Local Government Bill
Lord Northbourne (Crossbench)
My Lords, I have put my name to the amendment. I do not wish to delay the House. I am sorry that this debate has, in my view, degenerated into another ongoing discussion about homosexuality, because I do not think that that is what this amendment is about. For me—one may think rather naively—the problem is much simpler. I believe that this amendment is about a tolerant and inclusive society. We know from the enormous lobby that many of us received that there are many in this country who are very deeply worried about the abolition of Section 28. I do not happen to be one of them. However, those people, whether they were right or wrong, were terrified that their children and grandchildren were going to be put in a situation where there was some sort of promotion of homosexuality or other kind of sexual lifestyle indoctrination.
We know that that is not the case. However, I believe that every government have the responsibility to act not only for those who vote for them but also, once they are elected, for all citizens. I think that the Government should show more concern for that enormous chunk of the population who are deeply worried about this situation. That was one of the reasons why I wanted to support the amendment tabled by the noble and learned Lord, Lord Brightman.
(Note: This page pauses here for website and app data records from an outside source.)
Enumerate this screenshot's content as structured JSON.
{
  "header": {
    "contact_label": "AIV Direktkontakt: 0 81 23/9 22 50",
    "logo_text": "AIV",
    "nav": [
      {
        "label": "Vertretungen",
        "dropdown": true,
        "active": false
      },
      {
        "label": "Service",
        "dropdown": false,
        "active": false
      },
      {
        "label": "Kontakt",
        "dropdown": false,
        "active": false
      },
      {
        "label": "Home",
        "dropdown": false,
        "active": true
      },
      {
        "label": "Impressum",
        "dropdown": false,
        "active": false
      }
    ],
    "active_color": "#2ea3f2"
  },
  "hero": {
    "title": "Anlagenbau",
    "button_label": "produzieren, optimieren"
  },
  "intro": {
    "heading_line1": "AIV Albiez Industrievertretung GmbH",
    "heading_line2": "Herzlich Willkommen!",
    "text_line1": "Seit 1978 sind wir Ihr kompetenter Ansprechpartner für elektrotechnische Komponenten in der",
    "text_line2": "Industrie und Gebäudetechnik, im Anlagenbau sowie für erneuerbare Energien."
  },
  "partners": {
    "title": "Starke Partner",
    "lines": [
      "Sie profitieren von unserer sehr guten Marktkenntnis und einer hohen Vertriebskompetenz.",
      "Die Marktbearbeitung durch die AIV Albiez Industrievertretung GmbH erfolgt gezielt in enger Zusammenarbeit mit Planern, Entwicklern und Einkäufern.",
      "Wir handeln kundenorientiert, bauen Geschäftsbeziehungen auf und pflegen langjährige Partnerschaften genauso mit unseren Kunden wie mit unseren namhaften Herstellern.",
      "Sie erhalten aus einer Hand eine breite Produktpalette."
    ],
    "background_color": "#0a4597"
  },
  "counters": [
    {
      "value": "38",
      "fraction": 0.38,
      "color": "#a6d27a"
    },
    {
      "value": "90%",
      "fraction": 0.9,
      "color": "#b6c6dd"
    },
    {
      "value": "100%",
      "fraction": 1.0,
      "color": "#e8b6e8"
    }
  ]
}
I also support the point that he made about the uncertainty which was created by negativing a positive statement without in any way making clear what we mean.